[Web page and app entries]
---------------
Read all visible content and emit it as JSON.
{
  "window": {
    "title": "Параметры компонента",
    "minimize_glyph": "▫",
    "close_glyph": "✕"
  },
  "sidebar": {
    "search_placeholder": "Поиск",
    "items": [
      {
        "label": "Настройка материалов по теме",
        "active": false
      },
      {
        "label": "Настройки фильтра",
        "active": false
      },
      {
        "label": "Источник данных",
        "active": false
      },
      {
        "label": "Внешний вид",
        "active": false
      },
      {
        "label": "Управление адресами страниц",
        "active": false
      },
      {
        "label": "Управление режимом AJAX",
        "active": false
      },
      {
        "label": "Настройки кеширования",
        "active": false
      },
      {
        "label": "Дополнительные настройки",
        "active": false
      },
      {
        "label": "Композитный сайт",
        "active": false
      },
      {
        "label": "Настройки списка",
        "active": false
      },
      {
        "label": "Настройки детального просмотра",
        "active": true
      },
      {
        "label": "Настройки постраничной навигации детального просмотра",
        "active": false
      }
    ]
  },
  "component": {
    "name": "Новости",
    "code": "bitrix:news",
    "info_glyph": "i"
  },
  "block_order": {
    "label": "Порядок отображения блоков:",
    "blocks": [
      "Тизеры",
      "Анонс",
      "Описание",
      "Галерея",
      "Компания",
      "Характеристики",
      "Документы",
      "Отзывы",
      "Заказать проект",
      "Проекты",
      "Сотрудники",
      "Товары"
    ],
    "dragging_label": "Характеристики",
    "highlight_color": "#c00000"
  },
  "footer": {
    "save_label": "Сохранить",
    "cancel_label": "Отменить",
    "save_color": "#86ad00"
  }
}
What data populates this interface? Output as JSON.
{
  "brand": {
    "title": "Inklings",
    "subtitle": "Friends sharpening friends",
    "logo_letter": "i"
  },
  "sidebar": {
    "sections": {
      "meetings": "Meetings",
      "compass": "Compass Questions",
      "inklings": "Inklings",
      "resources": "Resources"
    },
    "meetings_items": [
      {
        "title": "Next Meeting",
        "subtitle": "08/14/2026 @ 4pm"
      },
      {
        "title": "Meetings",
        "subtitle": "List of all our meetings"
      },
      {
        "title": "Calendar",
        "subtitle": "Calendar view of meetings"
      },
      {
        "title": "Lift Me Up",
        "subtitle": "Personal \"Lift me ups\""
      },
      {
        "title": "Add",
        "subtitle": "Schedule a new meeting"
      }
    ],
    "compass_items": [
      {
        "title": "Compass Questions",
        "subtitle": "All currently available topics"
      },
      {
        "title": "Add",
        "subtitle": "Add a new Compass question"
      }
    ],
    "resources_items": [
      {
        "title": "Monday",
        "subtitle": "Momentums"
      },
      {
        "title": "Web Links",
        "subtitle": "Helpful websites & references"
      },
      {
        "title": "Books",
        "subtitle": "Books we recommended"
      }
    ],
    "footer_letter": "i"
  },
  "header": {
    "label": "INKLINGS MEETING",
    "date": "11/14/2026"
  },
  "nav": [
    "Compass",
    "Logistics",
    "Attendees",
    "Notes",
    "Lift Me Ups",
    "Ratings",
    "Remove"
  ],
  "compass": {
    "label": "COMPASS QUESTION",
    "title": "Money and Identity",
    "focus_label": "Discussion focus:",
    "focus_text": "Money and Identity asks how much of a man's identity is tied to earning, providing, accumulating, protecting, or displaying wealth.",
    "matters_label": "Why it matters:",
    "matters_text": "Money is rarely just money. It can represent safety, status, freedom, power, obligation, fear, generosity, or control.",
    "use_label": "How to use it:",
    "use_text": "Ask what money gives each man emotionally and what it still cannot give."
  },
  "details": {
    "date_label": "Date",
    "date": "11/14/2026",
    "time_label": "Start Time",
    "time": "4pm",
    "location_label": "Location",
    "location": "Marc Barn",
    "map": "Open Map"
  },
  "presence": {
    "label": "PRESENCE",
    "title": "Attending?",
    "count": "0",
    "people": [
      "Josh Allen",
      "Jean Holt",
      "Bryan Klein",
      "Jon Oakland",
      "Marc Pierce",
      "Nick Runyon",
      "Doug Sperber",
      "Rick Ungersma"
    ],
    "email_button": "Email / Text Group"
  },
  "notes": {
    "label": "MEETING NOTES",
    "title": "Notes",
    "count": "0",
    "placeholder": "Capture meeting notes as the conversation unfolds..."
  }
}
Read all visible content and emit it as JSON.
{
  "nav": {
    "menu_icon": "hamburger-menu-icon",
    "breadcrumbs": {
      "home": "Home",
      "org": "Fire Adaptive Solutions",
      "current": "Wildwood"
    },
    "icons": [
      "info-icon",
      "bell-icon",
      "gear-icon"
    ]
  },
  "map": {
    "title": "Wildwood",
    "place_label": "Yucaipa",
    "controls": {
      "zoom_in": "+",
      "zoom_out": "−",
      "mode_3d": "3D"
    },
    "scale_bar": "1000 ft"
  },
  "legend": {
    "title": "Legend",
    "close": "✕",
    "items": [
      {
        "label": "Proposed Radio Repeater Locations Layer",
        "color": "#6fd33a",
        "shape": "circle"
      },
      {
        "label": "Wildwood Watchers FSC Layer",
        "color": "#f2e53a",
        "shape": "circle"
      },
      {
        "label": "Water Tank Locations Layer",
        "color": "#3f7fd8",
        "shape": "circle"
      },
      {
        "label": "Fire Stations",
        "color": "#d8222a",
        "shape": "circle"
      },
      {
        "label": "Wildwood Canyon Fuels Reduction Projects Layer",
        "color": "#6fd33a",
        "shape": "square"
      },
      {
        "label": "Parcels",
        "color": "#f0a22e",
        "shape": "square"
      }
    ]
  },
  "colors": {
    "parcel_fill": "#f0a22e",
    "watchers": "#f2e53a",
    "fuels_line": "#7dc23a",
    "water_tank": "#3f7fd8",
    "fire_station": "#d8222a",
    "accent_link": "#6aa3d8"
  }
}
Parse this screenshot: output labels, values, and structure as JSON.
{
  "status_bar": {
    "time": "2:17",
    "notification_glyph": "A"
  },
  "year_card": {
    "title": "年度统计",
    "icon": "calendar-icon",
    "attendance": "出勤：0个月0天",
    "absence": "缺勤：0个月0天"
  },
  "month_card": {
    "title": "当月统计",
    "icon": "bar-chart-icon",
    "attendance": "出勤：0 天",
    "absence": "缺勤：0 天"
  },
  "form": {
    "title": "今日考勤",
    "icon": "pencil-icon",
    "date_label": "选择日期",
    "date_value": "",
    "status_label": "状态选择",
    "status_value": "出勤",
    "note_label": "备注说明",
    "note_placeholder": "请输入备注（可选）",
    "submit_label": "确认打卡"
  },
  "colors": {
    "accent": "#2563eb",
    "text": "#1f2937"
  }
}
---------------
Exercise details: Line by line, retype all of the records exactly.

Expected answer:
Read all visible content and emit it as JSON.
{
  "window": {
    "title": "Параметры компонента",
    "minimize_glyph": "▫",
    "close_glyph": "✕"
  },
  "sidebar": {
    "search_placeholder": "Поиск",
    "items": [
      {
        "label": "Настройка материалов по теме",
        "active": false
      },
      {
        "label": "Настройки фильтра",
        "active": false
      },
      {
        "label": "Источник данных",
        "active": false
      },
      {
        "label": "Внешний вид",
        "active": false
      },
      {
        "label": "Управление адресами страниц",
        "active": false
      },
      {
        "label": "Управление режимом AJAX",
        "active": false
      },
      {
        "label": "Настройки кеширования",
        "active": false
      },
      {
        "label": "Дополнительные настройки",
        "active": false
      },
      {
        "label": "Композитный сайт",
        "active": false
      },
      {
        "label": "Настройки списка",
        "active": false
      },
      {
        "label": "Настройки детального просмотра",
        "active": true
      },
      {
        "label": "Настройки постраничной навигации детального просмотра",
        "active": false
      }
    ]
  },
  "component": {
    "name": "Новости",
    "code": "bitrix:news",
    "info_glyph": "i"
  },
  "block_order": {
    "label": "Порядок отображения блоков:",
    "blocks": [
      "Тизеры",
      "Анонс",
      "Описание",
      "Галерея",
      "Компания",
      "Характеристики",
      "Документы",
      "Отзывы",
      "Заказать проект",
      "Проекты",
      "Сотрудники",
      "Товары"
    ],
    "dragging_label": "Характеристики",
    "highlight_color": "#c00000"
  },
  "footer": {
    "save_label": "Сохранить",
    "cancel_label": "Отменить",
    "save_color": "#86ad00"
  }
}
What data populates this interface? Output as JSON.
{
  "brand": {
    "title": "Inklings",
    "subtitle": "Friends sharpening friends",
    "logo_letter": "i"
  },
  "sidebar": {
    "sections": {
      "meetings": "Meetings",
      "compass": "Compass Questions",
      "inklings": "Inklings",
      "resources": "Resources"
    },
    "meetings_items": [
      {
        "title": "Next Meeting",
        "subtitle": "08/14/2026 @ 4pm"
      },
      {
        "title": "Meetings",
        "subtitle": "List of all our meetings"
      },
      {
        "title": "Calendar",
        "subtitle": "Calendar view of meetings"
      },
      {
        "title": "Lift Me Up",
        "subtitle": "Personal \"Lift me ups\""
      },
      {
        "title": "Add",
        "subtitle": "Schedule a new meeting"
      }
    ],
    "compass_items": [
      {
        "title": "Compass Questions",
        "subtitle": "All currently available topics"
      },
      {
        "title": "Add",
        "subtitle": "Add a new Compass question"
      }
    ],
    "resources_items": [
      {
        "title": "Monday",
        "subtitle": "Momentums"
      },
      {
        "title": "Web Links",
        "subtitle": "Helpful websites & references"
      },
      {
        "title": "Books",
        "subtitle": "Books we recommended"
      }
    ],
    "footer_letter": "i"
  },
  "header": {
    "label": "INKLINGS MEETING",
    "date": "11/14/2026"
  },
  "nav": [
    "Compass",
    "Logistics",
    "Attendees",
    "Notes",
    "Lift Me Ups",
    "Ratings",
    "Remove"
  ],
  "compass": {
    "label": "COMPASS QUESTION",
    "title": "Money and Identity",
    "focus_label": "Discussion focus:",
    "focus_text": "Money and Identity asks how much of a man's identity is tied to earning, providing, accumulating, protecting, or displaying wealth.",
    "matters_label": "Why it matters:",
    "matters_text": "Money is rarely just money. It can represent safety, status, freedom, power, obligation, fear, generosity, or control.",
    "use_label": "How to use it:",
    "use_text": "Ask what money gives each man emotionally and what it still cannot give."
  },
  "details": {
    "date_label": "Date",
    "date": "11/14/2026",
    "time_label": "Start Time",
    "time": "4pm",
    "location_label": "Location",
    "location": "Marc Barn",
    "map": "Open Map"
  },
  "presence": {
    "label": "PRESENCE",
    "title": "Attending?",
    "count": "0",
    "people": [
      "Josh Allen",
      "Jean Holt",
      "Bryan Klein",
      "Jon Oakland",
      "Marc Pierce",
      "Nick Runyon",
      "Doug Sperber",
      "Rick Ungersma"
    ],
    "email_button": "Email / Text Group"
  },
  "notes": {
    "label": "MEETING NOTES",
    "title": "Notes",
    "count": "0",
    "placeholder": "Capture meeting notes as the conversation unfolds..."
  }
}
Read all visible content and emit it as JSON.
{
  "nav": {
    "menu_icon": "hamburger-menu-icon",
    "breadcrumbs": {
      "home": "Home",
      "org": "Fire Adaptive Solutions",
      "current": "Wildwood"
    },
    "icons": [
      "info-icon",
      "bell-icon",
      "gear-icon"
    ]
  },
  "map": {
    "title": "Wildwood",
    "place_label": "Yucaipa",
    "controls": {
      "zoom_in": "+",
      "zoom_out": "−",
      "mode_3d": "3D"
    },
    "scale_bar": "1000 ft"
  },
  "legend": {
    "title": "Legend",
    "close": "✕",
    "items": [
      {
        "label": "Proposed Radio Repeater Locations Layer",
        "color": "#6fd33a",
        "shape": "circle"
      },
      {
        "label": "Wildwood Watchers FSC Layer",
        "color": "#f2e53a",
        "shape": "circle"
      },
      {
        "label": "Water Tank Locations Layer",
        "color": "#3f7fd8",
        "shape": "circle"
      },
      {
        "label": "Fire Stations",
        "color": "#d8222a",
        "shape": "circle"
      },
      {
        "label": "Wildwood Canyon Fuels Reduction Projects Layer",
        "color": "#6fd33a",
        "shape": "square"
      },
      {
        "label": "Parcels",
        "color": "#f0a22e",
        "shape": "square"
      }
    ]
  },
  "colors": {
    "parcel_fill": "#f0a22e",
    "watchers": "#f2e53a",
    "fuels_line": "#7dc23a",
    "water_tank": "#3f7fd8",
    "fire_station": "#d8222a",
    "accent_link": "#6aa3d8"
  }
}
Parse this screenshot: output labels, values, and structure as JSON.
{
  "status_bar": {
    "time": "2:17",
    "notification_glyph": "A"
  },
  "year_card": {
    "title": "年度统计",
    "icon": "calendar-icon",
    "attendance": "出勤：0个月0天",
    "absence": "缺勤：0个月0天"
  },
  "month_card": {
    "title": "当月统计",
    "icon": "bar-chart-icon",
    "attendance": "出勤：0 天",
    "absence": "缺勤：0 天"
  },
  "form": {
    "title": "今日考勤",
    "icon": "pencil-icon",
    "date_label": "选择日期",
    "date_value": "",
    "status_label": "状态选择",
    "status_value": "出勤",
    "note_label": "备注说明",
    "note_placeholder": "请输入备注（可选）",
    "submit_label": "确认打卡"
  },
  "colors": {
    "accent": "#2563eb",
    "text": "#1f2937"
  }
}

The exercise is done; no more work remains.